▸ **What the task asks**
Filter the entries and keep only the lines where the string "Frequency" appears.

▸ **Material shown**
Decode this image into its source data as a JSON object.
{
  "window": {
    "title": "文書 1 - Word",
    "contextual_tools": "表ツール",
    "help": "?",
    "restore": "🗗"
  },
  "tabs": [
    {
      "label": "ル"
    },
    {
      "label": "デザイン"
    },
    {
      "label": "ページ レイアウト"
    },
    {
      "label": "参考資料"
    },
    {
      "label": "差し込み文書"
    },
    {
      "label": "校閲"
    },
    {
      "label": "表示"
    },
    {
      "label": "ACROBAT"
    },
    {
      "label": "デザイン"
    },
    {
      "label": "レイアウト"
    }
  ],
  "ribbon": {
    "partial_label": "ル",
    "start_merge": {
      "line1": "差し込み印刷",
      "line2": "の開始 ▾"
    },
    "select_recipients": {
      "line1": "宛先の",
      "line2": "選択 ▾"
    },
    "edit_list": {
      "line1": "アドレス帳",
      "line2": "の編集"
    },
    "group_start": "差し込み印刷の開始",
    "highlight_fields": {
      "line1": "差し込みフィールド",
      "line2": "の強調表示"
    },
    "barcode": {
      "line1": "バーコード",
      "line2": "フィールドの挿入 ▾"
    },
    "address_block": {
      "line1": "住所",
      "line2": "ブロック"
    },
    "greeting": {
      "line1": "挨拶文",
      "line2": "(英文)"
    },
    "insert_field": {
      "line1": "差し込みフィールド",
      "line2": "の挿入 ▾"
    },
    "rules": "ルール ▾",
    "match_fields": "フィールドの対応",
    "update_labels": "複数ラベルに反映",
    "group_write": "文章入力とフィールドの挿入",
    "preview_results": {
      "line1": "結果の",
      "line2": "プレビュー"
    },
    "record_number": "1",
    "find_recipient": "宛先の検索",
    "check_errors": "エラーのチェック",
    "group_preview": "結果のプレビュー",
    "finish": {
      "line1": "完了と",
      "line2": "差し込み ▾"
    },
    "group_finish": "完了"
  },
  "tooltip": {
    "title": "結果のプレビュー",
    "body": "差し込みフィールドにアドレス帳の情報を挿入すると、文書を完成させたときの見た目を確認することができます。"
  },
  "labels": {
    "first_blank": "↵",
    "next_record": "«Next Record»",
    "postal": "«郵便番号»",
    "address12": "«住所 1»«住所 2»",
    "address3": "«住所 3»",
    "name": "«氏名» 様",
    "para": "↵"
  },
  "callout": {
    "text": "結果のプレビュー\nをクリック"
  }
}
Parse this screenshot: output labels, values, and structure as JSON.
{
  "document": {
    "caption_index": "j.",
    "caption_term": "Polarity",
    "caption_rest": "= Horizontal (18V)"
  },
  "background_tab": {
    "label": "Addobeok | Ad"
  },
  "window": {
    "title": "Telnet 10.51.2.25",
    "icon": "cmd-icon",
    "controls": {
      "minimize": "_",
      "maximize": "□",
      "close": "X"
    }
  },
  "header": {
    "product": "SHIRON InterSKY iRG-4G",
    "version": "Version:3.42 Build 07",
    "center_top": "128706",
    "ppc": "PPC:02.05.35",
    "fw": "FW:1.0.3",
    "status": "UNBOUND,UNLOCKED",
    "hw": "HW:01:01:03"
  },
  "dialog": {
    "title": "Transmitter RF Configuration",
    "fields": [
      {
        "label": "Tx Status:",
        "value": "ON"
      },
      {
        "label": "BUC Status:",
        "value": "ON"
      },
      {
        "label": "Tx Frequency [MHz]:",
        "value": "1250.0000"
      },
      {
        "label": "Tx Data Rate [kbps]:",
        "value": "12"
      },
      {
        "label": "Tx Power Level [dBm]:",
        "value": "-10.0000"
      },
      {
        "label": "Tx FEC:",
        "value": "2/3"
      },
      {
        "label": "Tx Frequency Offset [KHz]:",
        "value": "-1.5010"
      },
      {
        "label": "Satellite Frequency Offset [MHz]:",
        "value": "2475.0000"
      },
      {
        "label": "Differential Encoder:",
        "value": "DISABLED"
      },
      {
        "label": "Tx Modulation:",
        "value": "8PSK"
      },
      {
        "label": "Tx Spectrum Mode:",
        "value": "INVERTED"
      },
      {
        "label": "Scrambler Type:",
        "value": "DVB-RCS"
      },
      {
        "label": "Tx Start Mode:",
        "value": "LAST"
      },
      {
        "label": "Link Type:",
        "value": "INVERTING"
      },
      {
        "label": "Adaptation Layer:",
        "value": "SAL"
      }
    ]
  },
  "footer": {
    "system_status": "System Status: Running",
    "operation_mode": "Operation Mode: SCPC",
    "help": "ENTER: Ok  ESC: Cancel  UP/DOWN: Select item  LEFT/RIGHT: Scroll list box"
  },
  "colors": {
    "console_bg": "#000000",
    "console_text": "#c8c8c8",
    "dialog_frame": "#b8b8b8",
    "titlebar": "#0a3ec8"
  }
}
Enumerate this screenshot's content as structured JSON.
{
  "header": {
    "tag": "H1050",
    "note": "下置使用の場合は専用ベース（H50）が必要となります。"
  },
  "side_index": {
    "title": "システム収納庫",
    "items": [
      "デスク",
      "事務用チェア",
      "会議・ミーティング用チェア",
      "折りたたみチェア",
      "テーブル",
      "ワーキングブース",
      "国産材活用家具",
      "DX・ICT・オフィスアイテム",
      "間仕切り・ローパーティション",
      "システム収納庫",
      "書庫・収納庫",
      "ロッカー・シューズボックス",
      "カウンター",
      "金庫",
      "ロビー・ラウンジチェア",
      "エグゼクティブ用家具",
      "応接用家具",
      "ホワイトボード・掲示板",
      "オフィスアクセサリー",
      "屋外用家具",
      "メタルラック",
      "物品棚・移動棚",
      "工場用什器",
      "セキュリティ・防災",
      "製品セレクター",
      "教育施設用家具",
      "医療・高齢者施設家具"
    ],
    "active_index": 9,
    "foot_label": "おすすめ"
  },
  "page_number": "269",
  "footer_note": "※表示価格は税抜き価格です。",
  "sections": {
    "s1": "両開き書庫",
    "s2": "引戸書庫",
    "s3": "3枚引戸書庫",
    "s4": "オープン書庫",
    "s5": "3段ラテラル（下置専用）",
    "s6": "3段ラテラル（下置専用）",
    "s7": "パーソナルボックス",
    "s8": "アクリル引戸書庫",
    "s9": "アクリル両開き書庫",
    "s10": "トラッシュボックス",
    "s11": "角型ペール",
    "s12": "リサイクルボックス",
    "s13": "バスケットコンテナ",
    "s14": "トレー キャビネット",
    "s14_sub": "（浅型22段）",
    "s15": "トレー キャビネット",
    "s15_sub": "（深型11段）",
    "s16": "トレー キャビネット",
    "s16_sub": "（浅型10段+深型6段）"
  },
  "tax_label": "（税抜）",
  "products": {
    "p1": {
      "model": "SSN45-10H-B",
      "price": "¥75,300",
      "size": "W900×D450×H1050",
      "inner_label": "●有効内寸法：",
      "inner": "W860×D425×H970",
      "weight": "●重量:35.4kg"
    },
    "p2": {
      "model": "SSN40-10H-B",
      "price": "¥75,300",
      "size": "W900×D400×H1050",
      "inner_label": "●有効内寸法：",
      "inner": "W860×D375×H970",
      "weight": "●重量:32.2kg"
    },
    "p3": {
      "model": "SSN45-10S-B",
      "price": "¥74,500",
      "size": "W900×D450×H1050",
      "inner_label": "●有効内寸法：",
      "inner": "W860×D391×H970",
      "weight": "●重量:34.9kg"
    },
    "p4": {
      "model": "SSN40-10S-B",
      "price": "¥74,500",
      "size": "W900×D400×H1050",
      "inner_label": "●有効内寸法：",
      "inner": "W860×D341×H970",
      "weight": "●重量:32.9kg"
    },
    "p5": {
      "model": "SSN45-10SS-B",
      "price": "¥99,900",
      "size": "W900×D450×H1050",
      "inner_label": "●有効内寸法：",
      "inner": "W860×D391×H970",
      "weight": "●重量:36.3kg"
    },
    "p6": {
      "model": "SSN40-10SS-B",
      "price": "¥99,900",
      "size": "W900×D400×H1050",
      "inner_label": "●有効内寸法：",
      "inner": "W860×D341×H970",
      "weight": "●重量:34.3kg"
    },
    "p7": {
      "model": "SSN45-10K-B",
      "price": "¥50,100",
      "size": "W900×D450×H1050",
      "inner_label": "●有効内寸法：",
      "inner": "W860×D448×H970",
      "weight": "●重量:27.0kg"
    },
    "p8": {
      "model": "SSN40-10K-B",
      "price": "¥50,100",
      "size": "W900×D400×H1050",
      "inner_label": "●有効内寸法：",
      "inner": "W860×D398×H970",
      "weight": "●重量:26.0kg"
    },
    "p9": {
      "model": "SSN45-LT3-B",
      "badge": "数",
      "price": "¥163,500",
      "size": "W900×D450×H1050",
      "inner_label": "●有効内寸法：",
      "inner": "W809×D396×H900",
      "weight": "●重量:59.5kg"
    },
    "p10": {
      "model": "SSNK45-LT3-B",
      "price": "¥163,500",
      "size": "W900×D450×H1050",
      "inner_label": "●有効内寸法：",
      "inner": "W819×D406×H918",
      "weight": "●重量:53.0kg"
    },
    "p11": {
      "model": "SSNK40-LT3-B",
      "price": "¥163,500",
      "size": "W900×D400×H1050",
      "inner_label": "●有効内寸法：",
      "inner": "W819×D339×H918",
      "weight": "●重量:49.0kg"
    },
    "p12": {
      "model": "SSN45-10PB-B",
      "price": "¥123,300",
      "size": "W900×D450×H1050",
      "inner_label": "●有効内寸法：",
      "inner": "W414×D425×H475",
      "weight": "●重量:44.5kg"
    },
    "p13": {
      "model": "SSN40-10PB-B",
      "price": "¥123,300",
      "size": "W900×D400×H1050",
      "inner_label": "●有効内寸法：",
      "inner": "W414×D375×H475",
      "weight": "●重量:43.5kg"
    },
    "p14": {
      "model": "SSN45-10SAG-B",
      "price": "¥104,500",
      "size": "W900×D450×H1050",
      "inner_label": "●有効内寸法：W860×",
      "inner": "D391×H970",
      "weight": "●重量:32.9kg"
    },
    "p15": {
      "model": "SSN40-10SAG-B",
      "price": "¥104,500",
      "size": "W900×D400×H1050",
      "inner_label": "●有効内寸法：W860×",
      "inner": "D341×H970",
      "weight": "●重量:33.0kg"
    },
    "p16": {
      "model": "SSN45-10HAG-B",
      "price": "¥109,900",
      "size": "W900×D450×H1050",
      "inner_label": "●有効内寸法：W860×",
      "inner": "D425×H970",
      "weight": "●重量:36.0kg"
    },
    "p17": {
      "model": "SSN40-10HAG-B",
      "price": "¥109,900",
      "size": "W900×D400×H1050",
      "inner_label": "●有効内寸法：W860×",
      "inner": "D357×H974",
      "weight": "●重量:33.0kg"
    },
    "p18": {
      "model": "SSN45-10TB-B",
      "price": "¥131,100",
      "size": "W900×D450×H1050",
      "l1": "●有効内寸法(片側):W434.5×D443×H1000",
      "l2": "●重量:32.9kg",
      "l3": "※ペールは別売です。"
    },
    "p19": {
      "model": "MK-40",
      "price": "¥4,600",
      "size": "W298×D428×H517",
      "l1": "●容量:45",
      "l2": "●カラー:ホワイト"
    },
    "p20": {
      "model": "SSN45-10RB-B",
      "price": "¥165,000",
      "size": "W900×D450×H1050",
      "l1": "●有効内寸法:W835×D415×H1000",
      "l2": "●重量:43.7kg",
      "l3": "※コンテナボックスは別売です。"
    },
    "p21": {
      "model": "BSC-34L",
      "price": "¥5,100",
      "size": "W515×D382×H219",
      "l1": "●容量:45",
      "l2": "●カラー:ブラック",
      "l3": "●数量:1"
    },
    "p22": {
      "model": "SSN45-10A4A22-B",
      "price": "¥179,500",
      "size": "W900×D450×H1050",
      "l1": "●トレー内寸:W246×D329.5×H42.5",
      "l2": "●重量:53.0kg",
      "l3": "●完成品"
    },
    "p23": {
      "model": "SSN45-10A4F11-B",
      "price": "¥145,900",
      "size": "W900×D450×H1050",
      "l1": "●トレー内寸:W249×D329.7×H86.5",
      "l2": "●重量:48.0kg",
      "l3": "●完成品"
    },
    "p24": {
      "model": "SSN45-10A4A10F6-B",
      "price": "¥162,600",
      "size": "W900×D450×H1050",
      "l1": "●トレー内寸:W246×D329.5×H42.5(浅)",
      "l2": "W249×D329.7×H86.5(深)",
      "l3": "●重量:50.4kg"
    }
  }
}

▸ **Completed task**
        "label": "Tx Frequency [MHz]:",
        "label": "Tx Frequency Offset [KHz]:",
        "label": "Satellite Frequency Offset [MHz]:",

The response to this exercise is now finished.